WHAT NEEDS TO BE DONE
Without the pictures, set down every record below exactly as it reads.

THE DATA
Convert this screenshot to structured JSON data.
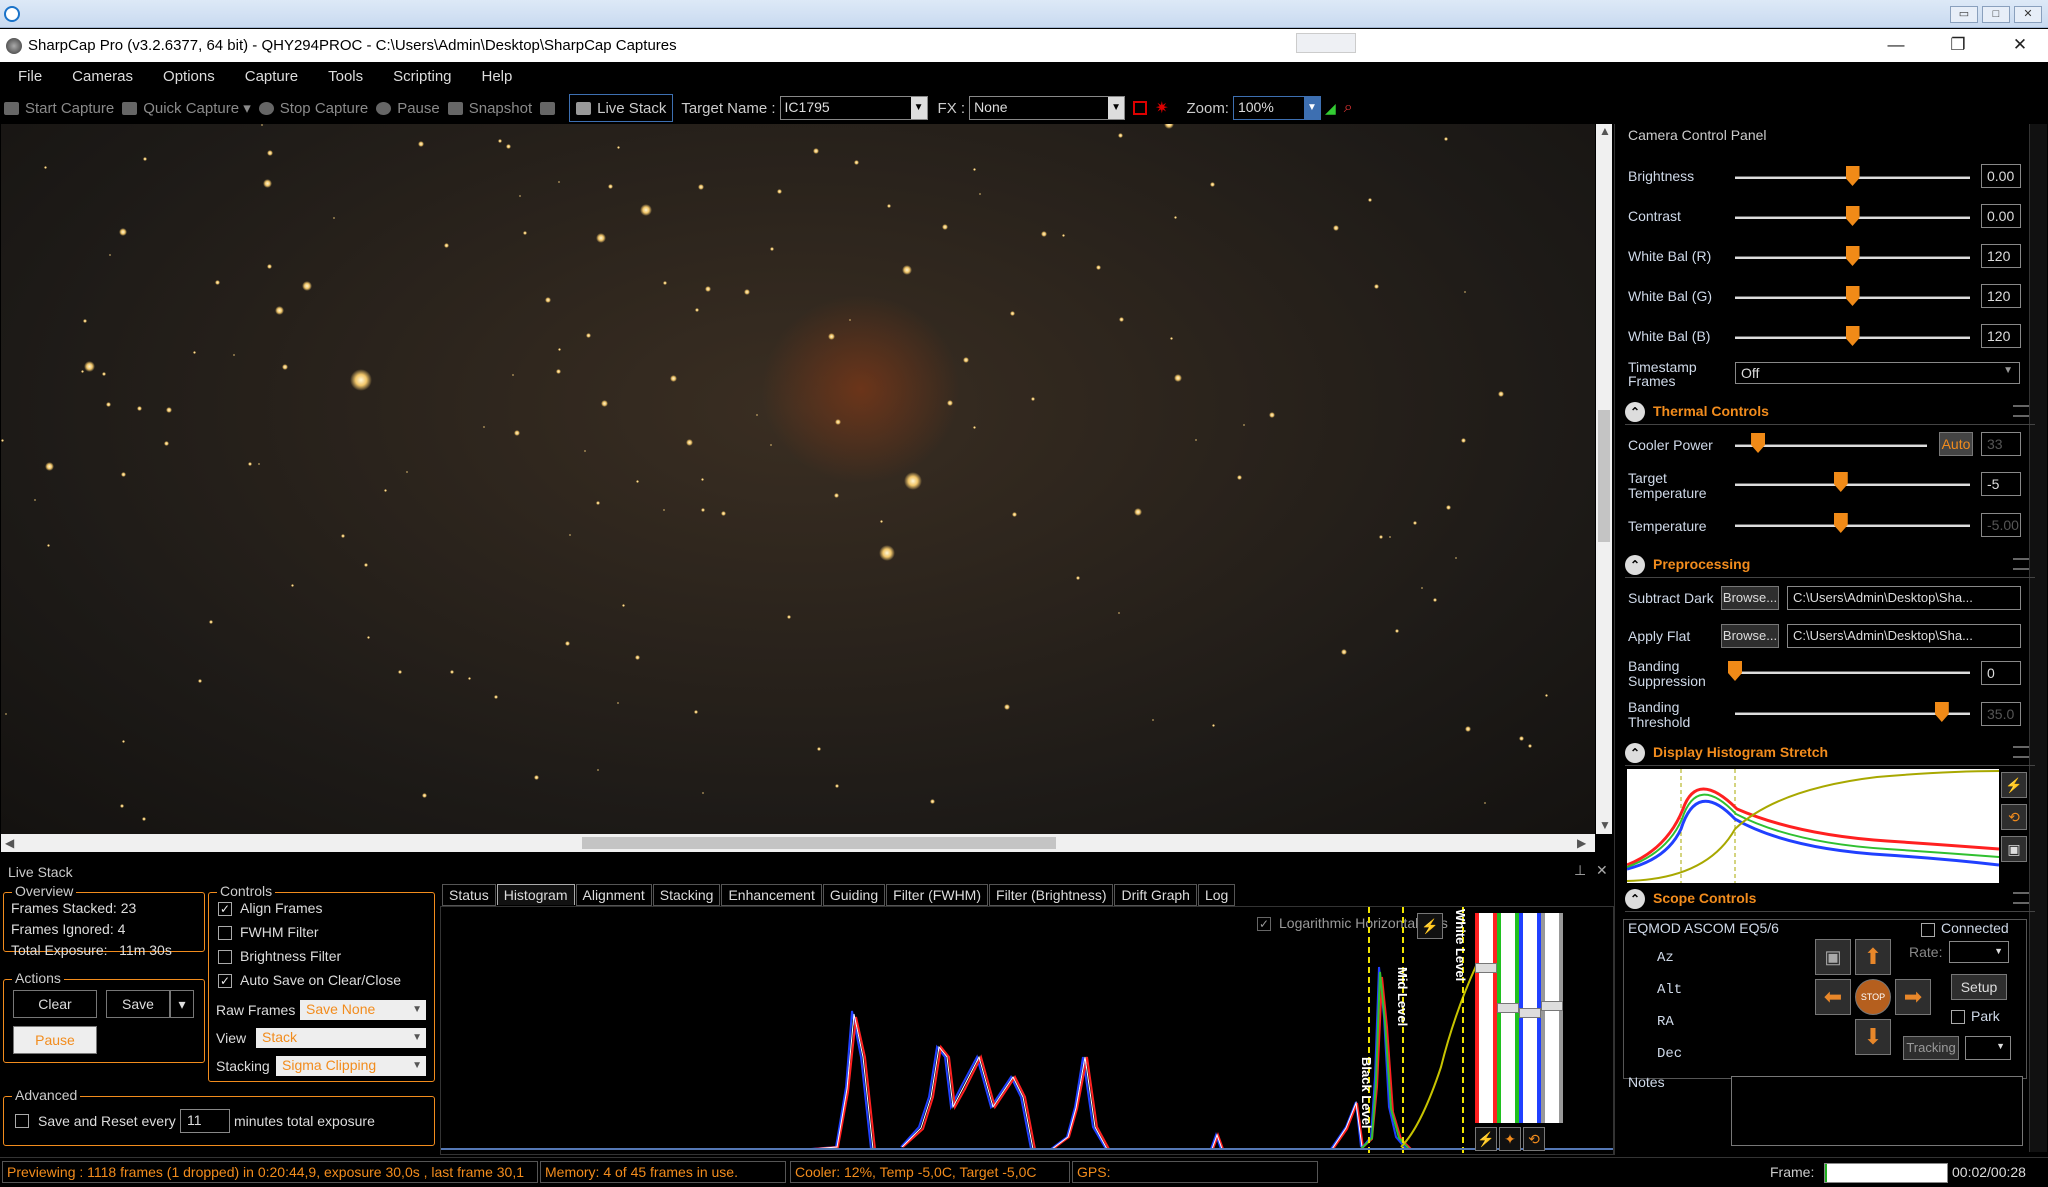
{
  "remote": {
    "ctrl_min": "▭",
    "ctrl_max": "□",
    "ctrl_close": "✕"
  },
  "title": {
    "text": "SharpCap Pro (v3.2.6377, 64 bit) - QHY294PROC - C:\\Users\\Admin\\Desktop\\SharpCap Captures",
    "min": "—",
    "max": "❐",
    "close": "✕"
  },
  "menu": [
    "File",
    "Cameras",
    "Options",
    "Capture",
    "Tools",
    "Scripting",
    "Help"
  ],
  "toolbar": {
    "start_capture": "Start Capture",
    "quick_capture": "Quick Capture",
    "stop_capture": "Stop Capture",
    "pause": "Pause",
    "snapshot": "Snapshot",
    "live_stack": "Live Stack",
    "target_label": "Target Name :",
    "target_value": "IC1795",
    "fx_label": "FX :",
    "fx_value": "None",
    "zoom_label": "Zoom:",
    "zoom_value": "100%"
  },
  "camera_panel": {
    "title": "Camera Control Panel",
    "rows": [
      {
        "label": "Brightness",
        "value": "0.00",
        "level": 0.5
      },
      {
        "label": "Contrast",
        "value": "0.00",
        "level": 0.5
      },
      {
        "label": "White Bal (R)",
        "value": "120",
        "level": 0.5
      },
      {
        "label": "White Bal (G)",
        "value": "120",
        "level": 0.5
      },
      {
        "label": "White Bal (B)",
        "value": "120",
        "level": 0.5
      }
    ],
    "timestamp_label": "Timestamp Frames",
    "timestamp_value": "Off",
    "thermal": {
      "title": "Thermal Controls",
      "cooler_label": "Cooler Power",
      "cooler_auto": "Auto",
      "cooler_value": "33",
      "cooler_level": 0.12,
      "target_label": "Target Temperature",
      "target_value": "-5",
      "target_level": 0.45,
      "temp_label": "Temperature",
      "temp_value": "-5.00",
      "temp_level": 0.45
    },
    "pre": {
      "title": "Preprocessing",
      "dark_label": "Subtract Dark",
      "browse": "Browse...",
      "dark_path": "C:\\Users\\Admin\\Desktop\\Sha...",
      "flat_label": "Apply Flat",
      "flat_path": "C:\\Users\\Admin\\Desktop\\Sha...",
      "band_sup_label": "Banding Suppression",
      "band_sup_value": "0",
      "band_sup_level": 0.0,
      "band_thr_label": "Banding Threshold",
      "band_thr_value": "35.0",
      "band_thr_level": 0.88
    },
    "stretch": {
      "title": "Display Histogram Stretch"
    },
    "scope": {
      "title": "Scope Controls",
      "mount": "EQMOD ASCOM EQ5/6",
      "connected": "Connected",
      "az": "Az",
      "alt": "Alt",
      "ra": "RA",
      "dec": "Dec",
      "rate": "Rate:",
      "setup": "Setup",
      "park": "Park",
      "tracking": "Tracking",
      "stop": "STOP"
    },
    "notes": "Notes"
  },
  "livestack": {
    "title": "Live Stack",
    "overview": {
      "legend": "Overview",
      "stacked": "Frames Stacked: 23",
      "ignored": "Frames Ignored:  4",
      "exposure": "Total Exposure:   11m 30s"
    },
    "actions": {
      "legend": "Actions",
      "clear": "Clear",
      "save": "Save",
      "pause": "Pause"
    },
    "advanced": {
      "legend": "Advanced",
      "save_reset": "Save and Reset every",
      "minutes_value": "11",
      "minutes_label": "minutes total exposure"
    },
    "controls": {
      "legend": "Controls",
      "align": "Align Frames",
      "fwhm": "FWHM Filter",
      "brightness": "Brightness Filter",
      "autosave": "Auto Save on Clear/Close",
      "raw_label": "Raw Frames",
      "raw_value": "Save None",
      "view_label": "View",
      "view_value": "Stack",
      "stacking_label": "Stacking",
      "stacking_value": "Sigma Clipping"
    },
    "tabs": [
      "Status",
      "Histogram",
      "Alignment",
      "Stacking",
      "Enhancement",
      "Guiding",
      "Filter (FWHM)",
      "Filter (Brightness)",
      "Drift Graph",
      "Log"
    ],
    "active_tab": "Histogram",
    "histogram": {
      "log_axis": "Logarithmic Horizontal Axis",
      "black": "Black Level",
      "mid": "Mid Level",
      "white": "White Level"
    }
  },
  "status": {
    "preview": "Previewing : 1118 frames (1 dropped) in 0:20:44,9, exposure 30,0s , last frame 30,1",
    "memory": "Memory: 4 of 45 frames in use.",
    "cooler": "Cooler: 12%, Temp -5,0C, Target -5,0C",
    "gps": "GPS:",
    "frame_label": "Frame:",
    "frame_progress": 0.02,
    "frame_time": "00:02/00:28"
  },
  "colors": {
    "accent": "#f28c1d",
    "red": "#ff2020",
    "green": "#20c020",
    "blue": "#2040ff",
    "white": "#ffffff",
    "yellow": "#e8e000"
  },
  "icons": [
    "remote-app-icon",
    "sharpcap-icon",
    "camera-icon",
    "stop-icon",
    "pause-icon",
    "snapshot-icon",
    "live-stack-icon",
    "zoom-icon",
    "collapse-icon",
    "menu-icon",
    "checkbox-icon",
    "arrow-up-icon",
    "arrow-down-icon",
    "arrow-left-icon",
    "arrow-right-icon"
  ]
}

ANSWER TO THE EXERCISE
Convert this screenshot to structured JSON data.
{
  "remote": {
    "ctrl_min": "▭",
    "ctrl_max": "□",
    "ctrl_close": "✕"
  },
  "title": {
    "text": "SharpCap Pro (v3.2.6377, 64 bit) - QHY294PROC - C:\\Users\\Admin\\Desktop\\SharpCap Captures",
    "min": "—",
    "max": "❐",
    "close": "✕"
  },
  "menu": [
    "File",
    "Cameras",
    "Options",
    "Capture",
    "Tools",
    "Scripting",
    "Help"
  ],
  "toolbar": {
    "start_capture": "Start Capture",
    "quick_capture": "Quick Capture",
    "stop_capture": "Stop Capture",
    "pause": "Pause",
    "snapshot": "Snapshot",
    "live_stack": "Live Stack",
    "target_label": "Target Name :",
    "target_value": "IC1795",
    "fx_label": "FX :",
    "fx_value": "None",
    "zoom_label": "Zoom:",
    "zoom_value": "100%"
  },
  "camera_panel": {
    "title": "Camera Control Panel",
    "rows": [
      {
        "label": "Brightness",
        "value": "0.00",
        "level": 0.5
      },
      {
        "label": "Contrast",
        "value": "0.00",
        "level": 0.5
      },
      {
        "label": "White Bal (R)",
        "value": "120",
        "level": 0.5
      },
      {
        "label": "White Bal (G)",
        "value": "120",
        "level": 0.5
      },
      {
        "label": "White Bal (B)",
        "value": "120",
        "level": 0.5
      }
    ],
    "timestamp_label": "Timestamp Frames",
    "timestamp_value": "Off",
    "thermal": {
      "title": "Thermal Controls",
      "cooler_label": "Cooler Power",
      "cooler_auto": "Auto",
      "cooler_value": "33",
      "cooler_level": 0.12,
      "target_label": "Target Temperature",
      "target_value": "-5",
      "target_level": 0.45,
      "temp_label": "Temperature",
      "temp_value": "-5.00",
      "temp_level": 0.45
    },
    "pre": {
      "title": "Preprocessing",
      "dark_label": "Subtract Dark",
      "browse": "Browse...",
      "dark_path": "C:\\Users\\Admin\\Desktop\\Sha...",
      "flat_label": "Apply Flat",
      "flat_path": "C:\\Users\\Admin\\Desktop\\Sha...",
      "band_sup_label": "Banding Suppression",
      "band_sup_value": "0",
      "band_sup_level": 0.0,
      "band_thr_label": "Banding Threshold",
      "band_thr_value": "35.0",
      "band_thr_level": 0.88
    },
    "stretch": {
      "title": "Display Histogram Stretch"
    },
    "scope": {
      "title": "Scope Controls",
      "mount": "EQMOD ASCOM EQ5/6",
      "connected": "Connected",
      "az": "Az",
      "alt": "Alt",
      "ra": "RA",
      "dec": "Dec",
      "rate": "Rate:",
      "setup": "Setup",
      "park": "Park",
      "tracking": "Tracking",
      "stop": "STOP"
    },
    "notes": "Notes"
  },
  "livestack": {
    "title": "Live Stack",
    "overview": {
      "legend": "Overview",
      "stacked": "Frames Stacked: 23",
      "ignored": "Frames Ignored:  4",
      "exposure": "Total Exposure:   11m 30s"
    },
    "actions": {
      "legend": "Actions",
      "clear": "Clear",
      "save": "Save",
      "pause": "Pause"
    },
    "advanced": {
      "legend": "Advanced",
      "save_reset": "Save and Reset every",
      "minutes_value": "11",
      "minutes_label": "minutes total exposure"
    },
    "controls": {
      "legend": "Controls",
      "align": "Align Frames",
      "fwhm": "FWHM Filter",
      "brightness": "Brightness Filter",
      "autosave": "Auto Save on Clear/Close",
      "raw_label": "Raw Frames",
      "raw_value": "Save None",
      "view_label": "View",
      "view_value": "Stack",
      "stacking_label": "Stacking",
      "stacking_value": "Sigma Clipping"
    },
    "tabs": [
      "Status",
      "Histogram",
      "Alignment",
      "Stacking",
      "Enhancement",
      "Guiding",
      "Filter (FWHM)",
      "Filter (Brightness)",
      "Drift Graph",
      "Log"
    ],
    "active_tab": "Histogram",
    "histogram": {
      "log_axis": "Logarithmic Horizontal Axis",
      "black": "Black Level",
      "mid": "Mid Level",
      "white": "White Level"
    }
  },
  "status": {
    "preview": "Previewing : 1118 frames (1 dropped) in 0:20:44,9, exposure 30,0s , last frame 30,1",
    "memory": "Memory: 4 of 45 frames in use.",
    "cooler": "Cooler: 12%, Temp -5,0C, Target -5,0C",
    "gps": "GPS:",
    "frame_label": "Frame:",
    "frame_progress": 0.02,
    "frame_time": "00:02/00:28"
  },
  "colors": {
    "accent": "#f28c1d",
    "red": "#ff2020",
    "green": "#20c020",
    "blue": "#2040ff",
    "white": "#ffffff",
    "yellow": "#e8e000"
  },
  "icons": [
    "remote-app-icon",
    "sharpcap-icon",
    "camera-icon",
    "stop-icon",
    "pause-icon",
    "snapshot-icon",
    "live-stack-icon",
    "zoom-icon",
    "collapse-icon",
    "menu-icon",
    "checkbox-icon",
    "arrow-up-icon",
    "arrow-down-icon",
    "arrow-left-icon",
    "arrow-right-icon"
  ]
}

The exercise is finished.